Without enough time to plan the National Lentil Festival this year, the Pullman Chamber of Commerce may instead try to organize a smaller events in August to welcome Washington State University students back to campus.

Pullman Chamber of Commerce Executive Director Marie Dymkoski discussed this during the chamber’s Pullman State of the City address Tuesday.

With Whitman County still in Phase 2 of Gov. Jay Inslee’s phased COVID-19 recovery plan, and with uncertainty about when restrictions will be lifted, Dymkoski said there is too little time to prepare for one of Pullman’s biggest annual events.

“We have not been able to really plan a Lentil Festival as we’ve had in the past, so even if everything got lifted tomorrow, we would not be ready,” she said. “I mean, it takes 10-11 months just to plan from one year to the next.”

Instead, she said, the city may partner with local restaurants, retailers and musicians to hold events in smaller settings to welcome back students.

COVID-19 was a running theme of the annual address, which included presentations from Pullman Mayor Glenn Johnson, City Administrator Mike Urban and Planning Director RJ Lott.


Johnson praised essential workers for continuing to provide public services through the pandemic. These include police, firefighters, sanitation workers and employees in public works and transit.

“All this time period all the essential services were there for you,” he said,

A few city employees contracted COVID-19, but most were able to isolate and recover, he said. One police officer, however, ended up in an intensive care unit and was out of work for three months.

Johnson commended Schweitzer Engineering Laboratories for running vaccination clinics and providing COVID-19 test results quickly.

Pullman was able to receive financial assistance in the form of federal CARES Act money and grants. Grants in particular allowed Pullman to hire two paramedics last year, and a recent FEMA grant allowed the city to hire three firefighters.

Throughout the pandemic, Johnson said, the city has collaborated with leaders from Whitman County, Washington State University, the chamber and Pullman Regional Hospital “to do the best we can for our communities.”


Johnson spoke about the accomplishments of the Pullman Parks and Recreation Department, which include maintaining the parks, operating a preschool program used by 48 families, and opening the new recreation center on Crestview Street.

He also said the Reaney Park pool will be open June 12 and the pool’s shower building will undergo renovations this year.

Johnson added that the Pullman Parks and Recreation Department learned two weeks ago it is the recipient of the Washington Recreation and Park Association Spotlight Award, which recognizes achievements by parks and recreation agencies.
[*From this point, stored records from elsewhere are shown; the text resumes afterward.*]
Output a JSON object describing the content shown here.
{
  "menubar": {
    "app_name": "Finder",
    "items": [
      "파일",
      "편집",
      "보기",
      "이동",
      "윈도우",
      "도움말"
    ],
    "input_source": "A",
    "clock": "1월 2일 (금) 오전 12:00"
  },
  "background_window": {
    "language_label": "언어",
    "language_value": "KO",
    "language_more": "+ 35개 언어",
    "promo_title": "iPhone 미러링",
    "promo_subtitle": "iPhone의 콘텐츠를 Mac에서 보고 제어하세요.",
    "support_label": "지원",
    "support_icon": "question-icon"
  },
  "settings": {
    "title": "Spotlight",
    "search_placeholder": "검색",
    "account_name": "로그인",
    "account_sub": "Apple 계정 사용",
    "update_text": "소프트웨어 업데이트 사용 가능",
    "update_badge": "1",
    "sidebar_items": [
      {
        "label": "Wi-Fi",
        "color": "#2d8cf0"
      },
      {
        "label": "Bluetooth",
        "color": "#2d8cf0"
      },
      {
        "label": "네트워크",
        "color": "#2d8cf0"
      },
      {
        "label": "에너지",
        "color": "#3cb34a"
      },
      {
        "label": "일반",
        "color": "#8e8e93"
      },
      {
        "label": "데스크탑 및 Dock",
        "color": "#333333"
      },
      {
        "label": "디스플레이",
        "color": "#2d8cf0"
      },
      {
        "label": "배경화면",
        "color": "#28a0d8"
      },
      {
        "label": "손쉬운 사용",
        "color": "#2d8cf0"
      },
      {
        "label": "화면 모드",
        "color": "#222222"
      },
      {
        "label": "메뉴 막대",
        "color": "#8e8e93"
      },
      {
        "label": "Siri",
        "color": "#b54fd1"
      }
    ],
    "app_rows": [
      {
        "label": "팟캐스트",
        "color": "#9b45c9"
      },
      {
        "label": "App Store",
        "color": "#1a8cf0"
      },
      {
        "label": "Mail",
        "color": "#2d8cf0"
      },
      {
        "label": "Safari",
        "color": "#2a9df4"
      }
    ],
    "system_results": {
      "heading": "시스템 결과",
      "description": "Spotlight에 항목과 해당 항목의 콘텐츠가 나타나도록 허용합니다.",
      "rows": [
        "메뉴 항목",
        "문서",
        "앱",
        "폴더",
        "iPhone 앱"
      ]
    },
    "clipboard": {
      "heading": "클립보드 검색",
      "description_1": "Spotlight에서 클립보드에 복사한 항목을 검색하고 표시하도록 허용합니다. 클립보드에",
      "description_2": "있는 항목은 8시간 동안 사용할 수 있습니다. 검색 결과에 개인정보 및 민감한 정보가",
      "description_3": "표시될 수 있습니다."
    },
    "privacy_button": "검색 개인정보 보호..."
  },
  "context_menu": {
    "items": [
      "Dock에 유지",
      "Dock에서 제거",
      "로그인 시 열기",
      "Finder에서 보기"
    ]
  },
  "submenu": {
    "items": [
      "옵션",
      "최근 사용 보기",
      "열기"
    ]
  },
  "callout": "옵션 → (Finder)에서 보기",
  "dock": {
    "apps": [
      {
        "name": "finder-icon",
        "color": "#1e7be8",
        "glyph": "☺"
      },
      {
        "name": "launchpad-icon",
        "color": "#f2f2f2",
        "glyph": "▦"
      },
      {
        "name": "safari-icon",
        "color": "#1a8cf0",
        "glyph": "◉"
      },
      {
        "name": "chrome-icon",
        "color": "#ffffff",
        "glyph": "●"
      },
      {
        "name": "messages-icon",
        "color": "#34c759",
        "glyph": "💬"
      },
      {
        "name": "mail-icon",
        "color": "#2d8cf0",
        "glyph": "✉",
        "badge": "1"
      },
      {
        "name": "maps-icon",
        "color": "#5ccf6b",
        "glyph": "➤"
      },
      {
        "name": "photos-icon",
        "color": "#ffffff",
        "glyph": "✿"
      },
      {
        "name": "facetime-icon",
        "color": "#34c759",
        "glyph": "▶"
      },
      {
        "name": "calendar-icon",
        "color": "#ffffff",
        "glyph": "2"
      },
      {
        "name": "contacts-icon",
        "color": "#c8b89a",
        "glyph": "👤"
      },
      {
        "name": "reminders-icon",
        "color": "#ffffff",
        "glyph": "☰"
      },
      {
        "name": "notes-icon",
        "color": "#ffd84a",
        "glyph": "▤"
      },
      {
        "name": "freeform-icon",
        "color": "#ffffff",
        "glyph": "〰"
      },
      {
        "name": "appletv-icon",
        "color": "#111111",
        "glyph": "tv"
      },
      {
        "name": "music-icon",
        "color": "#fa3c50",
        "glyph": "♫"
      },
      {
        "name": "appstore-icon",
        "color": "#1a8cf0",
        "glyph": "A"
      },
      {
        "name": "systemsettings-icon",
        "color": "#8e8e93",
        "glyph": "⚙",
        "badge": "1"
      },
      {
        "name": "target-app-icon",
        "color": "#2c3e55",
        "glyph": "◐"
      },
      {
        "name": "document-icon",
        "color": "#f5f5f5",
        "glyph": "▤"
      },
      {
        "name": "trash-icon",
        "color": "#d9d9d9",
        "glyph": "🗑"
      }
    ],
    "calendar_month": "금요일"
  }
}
Johnson gave a brief update on the Pullman-Moscow Regional Airport, which will offer a third Alaska Airlines flight to Seattle starting May 20. That flight will depart at 5:30 p.m.
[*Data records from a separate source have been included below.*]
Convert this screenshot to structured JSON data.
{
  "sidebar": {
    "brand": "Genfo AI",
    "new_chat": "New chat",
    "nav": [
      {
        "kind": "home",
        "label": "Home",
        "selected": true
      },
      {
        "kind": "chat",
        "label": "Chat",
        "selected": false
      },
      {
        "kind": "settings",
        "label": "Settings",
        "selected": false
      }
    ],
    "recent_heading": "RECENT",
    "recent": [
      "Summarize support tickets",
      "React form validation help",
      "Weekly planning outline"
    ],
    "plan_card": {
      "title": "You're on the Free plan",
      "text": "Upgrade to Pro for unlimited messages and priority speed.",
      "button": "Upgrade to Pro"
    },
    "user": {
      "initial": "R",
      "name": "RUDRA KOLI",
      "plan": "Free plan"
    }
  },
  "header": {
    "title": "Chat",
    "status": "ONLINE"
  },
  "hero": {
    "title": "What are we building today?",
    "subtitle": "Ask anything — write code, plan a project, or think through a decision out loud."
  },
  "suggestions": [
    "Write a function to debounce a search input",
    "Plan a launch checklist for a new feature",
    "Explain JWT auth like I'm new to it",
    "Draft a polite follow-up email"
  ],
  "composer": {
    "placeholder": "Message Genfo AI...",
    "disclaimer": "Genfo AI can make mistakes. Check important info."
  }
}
After COVID-19 significantly reduced the number of passengers last year, planes at the airport are back to being 70 percent full, Johnson said.

Airport Director Tony Bean is continuing to talk to United Airlines to offer Denver flights at the airport and is working with the University of Idaho to persuade Alaska Airlines to provide flights to Boise.

In other news, Pullman is expecting to receive two electric buses in the coming weeks that are being mostly paid for with grants.

Solar panels installed on top of the recreation building will save the city $10,000 a year on its electricity bills.


Kuipers can be reached at akuipers@dnews.com.